For Sunday, the aposticha are for the Resurrection in the Tone of the Week, and can be found in the MCI Sunday Vespers book. Music for the psalm verses can be found in the MCI Cantor Verses book. Remember that each psalm verse is sung in the tone of the NEXT sticheron, so that the congregation has a chance to hear what tone will come next when it changes.

Here are the Sunday aposticha in Tone 6

Many saints and feasts have a special hymn which is sung at the "Glory..." that concludes the aposticha; this is called an aposticha doxastikon. It may be followed by a theotokion in the same Tone (often taken from Saturday evening), or a different hymn for a recent or upcoming feast.
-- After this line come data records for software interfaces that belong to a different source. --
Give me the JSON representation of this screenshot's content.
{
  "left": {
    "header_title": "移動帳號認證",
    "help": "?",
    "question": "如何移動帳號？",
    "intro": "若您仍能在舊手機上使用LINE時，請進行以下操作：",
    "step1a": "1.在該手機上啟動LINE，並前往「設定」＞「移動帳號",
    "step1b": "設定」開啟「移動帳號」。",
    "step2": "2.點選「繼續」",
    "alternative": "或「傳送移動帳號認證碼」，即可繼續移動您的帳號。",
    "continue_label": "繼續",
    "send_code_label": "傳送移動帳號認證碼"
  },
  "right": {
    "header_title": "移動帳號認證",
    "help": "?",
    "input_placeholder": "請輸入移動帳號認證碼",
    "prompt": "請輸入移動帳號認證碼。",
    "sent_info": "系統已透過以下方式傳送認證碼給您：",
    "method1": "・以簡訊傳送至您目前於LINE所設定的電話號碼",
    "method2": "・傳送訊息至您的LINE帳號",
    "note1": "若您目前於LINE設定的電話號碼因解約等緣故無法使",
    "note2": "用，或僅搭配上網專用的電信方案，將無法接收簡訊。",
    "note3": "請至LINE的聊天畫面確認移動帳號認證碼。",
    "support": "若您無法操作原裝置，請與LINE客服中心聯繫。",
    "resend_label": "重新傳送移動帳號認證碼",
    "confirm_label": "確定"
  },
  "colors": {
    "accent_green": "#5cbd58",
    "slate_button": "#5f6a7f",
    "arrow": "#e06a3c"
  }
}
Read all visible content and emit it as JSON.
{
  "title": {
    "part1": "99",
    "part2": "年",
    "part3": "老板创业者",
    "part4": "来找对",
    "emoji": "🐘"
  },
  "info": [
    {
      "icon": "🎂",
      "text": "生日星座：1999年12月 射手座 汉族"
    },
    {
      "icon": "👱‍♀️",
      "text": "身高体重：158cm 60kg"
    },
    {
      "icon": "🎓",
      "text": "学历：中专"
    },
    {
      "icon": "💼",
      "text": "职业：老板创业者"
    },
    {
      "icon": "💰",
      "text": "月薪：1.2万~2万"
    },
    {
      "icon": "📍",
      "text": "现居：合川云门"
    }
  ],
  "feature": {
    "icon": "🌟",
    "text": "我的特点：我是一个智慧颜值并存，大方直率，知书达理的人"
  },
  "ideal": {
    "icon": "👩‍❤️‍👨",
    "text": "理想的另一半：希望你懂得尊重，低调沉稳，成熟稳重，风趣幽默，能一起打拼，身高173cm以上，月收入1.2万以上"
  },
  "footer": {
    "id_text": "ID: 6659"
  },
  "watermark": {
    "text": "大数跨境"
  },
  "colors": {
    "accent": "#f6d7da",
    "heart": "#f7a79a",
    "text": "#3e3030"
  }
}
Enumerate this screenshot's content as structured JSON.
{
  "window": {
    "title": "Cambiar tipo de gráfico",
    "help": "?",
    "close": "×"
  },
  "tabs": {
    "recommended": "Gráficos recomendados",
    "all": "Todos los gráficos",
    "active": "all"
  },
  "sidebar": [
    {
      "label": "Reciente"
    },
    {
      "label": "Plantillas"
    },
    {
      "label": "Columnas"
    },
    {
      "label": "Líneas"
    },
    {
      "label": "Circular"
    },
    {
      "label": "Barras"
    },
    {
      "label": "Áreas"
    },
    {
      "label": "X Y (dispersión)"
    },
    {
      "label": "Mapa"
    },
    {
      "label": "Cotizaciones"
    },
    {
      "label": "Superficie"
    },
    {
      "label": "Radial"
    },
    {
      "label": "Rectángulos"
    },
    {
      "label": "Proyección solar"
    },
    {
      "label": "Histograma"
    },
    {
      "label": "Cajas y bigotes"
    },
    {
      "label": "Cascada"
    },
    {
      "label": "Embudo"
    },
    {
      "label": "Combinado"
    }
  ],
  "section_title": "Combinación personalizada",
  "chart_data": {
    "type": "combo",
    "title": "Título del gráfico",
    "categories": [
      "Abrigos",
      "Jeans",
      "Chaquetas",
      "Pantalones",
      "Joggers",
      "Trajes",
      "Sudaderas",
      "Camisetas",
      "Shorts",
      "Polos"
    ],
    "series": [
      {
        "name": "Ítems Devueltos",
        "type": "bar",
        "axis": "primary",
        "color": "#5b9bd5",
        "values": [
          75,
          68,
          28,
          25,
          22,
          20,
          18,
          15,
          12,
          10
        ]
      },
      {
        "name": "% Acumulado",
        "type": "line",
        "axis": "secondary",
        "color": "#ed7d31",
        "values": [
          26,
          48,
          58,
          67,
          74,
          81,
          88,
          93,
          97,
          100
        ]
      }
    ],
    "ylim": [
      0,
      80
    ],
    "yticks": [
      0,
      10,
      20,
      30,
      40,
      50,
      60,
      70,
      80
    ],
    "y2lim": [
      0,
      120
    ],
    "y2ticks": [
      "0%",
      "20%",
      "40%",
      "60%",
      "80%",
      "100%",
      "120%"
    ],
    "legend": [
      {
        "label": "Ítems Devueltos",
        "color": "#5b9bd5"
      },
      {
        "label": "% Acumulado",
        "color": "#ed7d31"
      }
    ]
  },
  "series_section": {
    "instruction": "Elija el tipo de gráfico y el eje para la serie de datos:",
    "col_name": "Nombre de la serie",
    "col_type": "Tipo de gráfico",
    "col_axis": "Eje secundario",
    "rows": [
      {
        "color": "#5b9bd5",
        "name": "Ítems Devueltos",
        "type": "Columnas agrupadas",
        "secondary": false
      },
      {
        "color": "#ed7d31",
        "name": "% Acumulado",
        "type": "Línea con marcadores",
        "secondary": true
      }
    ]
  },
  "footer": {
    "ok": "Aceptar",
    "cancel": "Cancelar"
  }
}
At daily Vespers, the aposticha are for the day of the week, in the Tone of the Week. Again, the stichera are in the MCI Daily Vespers book, and the music for the psalm verses is found in the MCI Cantor Verses book. You will need to have both books open! If there are special hymns at "Glory... now and ever...", use bookmarks or sticky notes to make sure you can quickly find the music you need.

Here are the aposticha for Thursday evening in Tone 7

For feast-days, the aposticha are found in the propers for the feast. Music for the psalm verses is in the MCI Cantor Verses book, unless special melodies are used that have their own music for the psalm verses. When this happens, the psalm verses in the propers will also have music written out

Here is a leaflet containing the propers for the feast of Saints Nicholas (samohlasen melodies)
Another version, using the special melodies appointed in the liturgical books

The Metropolitan Cantor Institute propers indicate the aposticha for every Sunday (that is, on Saturday evening) and all major feasts. As you can see from looking at the Liturgical Calendar, there are usually two versions: one with the ordinary (and easier) samohlasen melodies, and one using the special melodies (podobny) called out in the liturgical books of the Byzantine Rite. Parishes can use either set, as needed.

When the singing of the aposticha is complete, Vespers continues with the Prayer of Simeon. See Singing Vespers: the Conclusion.